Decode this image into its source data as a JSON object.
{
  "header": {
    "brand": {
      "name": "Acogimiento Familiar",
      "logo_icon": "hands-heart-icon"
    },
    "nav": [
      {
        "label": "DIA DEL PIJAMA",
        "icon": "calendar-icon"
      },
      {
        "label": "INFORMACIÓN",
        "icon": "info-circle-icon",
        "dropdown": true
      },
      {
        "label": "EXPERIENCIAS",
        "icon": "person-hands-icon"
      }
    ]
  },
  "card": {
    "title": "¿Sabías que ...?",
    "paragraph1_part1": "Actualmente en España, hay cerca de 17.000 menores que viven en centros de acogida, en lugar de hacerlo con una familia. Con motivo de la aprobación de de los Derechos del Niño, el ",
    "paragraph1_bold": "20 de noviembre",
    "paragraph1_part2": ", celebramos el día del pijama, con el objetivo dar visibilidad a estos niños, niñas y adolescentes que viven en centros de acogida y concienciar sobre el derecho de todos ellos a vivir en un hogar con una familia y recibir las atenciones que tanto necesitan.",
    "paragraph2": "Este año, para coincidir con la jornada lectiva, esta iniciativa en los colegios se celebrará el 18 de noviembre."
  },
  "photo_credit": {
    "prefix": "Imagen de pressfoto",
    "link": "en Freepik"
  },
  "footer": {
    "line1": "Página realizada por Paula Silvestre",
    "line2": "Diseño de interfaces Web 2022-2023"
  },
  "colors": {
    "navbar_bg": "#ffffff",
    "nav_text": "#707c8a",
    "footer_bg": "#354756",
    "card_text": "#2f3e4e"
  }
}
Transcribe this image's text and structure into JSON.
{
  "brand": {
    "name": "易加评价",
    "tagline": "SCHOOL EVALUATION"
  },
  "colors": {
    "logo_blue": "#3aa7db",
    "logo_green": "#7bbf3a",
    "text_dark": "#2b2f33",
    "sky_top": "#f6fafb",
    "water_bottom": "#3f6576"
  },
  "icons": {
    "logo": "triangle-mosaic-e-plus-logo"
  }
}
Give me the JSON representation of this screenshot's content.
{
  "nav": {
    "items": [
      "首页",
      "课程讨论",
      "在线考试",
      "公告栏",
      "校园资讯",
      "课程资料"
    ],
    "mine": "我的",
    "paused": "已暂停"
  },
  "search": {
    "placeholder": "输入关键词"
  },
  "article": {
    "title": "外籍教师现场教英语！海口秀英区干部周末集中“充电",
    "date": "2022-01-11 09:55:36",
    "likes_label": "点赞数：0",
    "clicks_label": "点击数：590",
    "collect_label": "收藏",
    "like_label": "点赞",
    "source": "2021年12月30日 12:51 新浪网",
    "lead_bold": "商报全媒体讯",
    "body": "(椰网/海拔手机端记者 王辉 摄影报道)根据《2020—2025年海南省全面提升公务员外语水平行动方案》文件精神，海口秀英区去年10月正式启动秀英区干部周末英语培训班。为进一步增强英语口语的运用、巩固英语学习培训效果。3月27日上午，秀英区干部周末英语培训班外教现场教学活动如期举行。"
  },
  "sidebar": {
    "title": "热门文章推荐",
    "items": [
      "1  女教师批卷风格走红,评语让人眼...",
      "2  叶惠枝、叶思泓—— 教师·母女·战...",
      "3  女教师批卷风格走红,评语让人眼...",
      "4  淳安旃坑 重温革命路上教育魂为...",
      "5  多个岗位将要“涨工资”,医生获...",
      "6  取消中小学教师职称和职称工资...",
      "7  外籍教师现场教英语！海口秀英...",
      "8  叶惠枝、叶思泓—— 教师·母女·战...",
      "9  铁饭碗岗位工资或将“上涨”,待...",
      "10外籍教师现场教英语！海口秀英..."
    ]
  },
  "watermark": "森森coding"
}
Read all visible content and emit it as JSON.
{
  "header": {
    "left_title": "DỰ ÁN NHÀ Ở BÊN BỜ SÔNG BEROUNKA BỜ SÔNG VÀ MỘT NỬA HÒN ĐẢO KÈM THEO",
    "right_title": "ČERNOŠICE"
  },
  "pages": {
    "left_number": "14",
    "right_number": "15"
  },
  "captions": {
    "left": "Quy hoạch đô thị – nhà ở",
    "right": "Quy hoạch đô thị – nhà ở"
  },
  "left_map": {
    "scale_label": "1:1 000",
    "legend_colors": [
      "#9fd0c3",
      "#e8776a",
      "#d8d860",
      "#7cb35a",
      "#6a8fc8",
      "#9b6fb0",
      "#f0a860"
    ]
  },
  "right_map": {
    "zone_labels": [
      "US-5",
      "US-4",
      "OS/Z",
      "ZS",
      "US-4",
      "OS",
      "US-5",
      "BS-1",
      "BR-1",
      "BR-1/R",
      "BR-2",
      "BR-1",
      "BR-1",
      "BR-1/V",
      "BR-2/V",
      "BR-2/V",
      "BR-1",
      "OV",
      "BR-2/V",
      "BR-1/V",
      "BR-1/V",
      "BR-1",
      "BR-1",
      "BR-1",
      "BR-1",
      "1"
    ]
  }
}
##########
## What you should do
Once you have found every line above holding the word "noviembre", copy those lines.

## Exercise output
    "paragraph1_bold": "20 de noviembre",
    "paragraph2": "Este año, para coincidir con la jornada lectiva, esta iniciativa en los colegios se celebrará el 18 de noviembre."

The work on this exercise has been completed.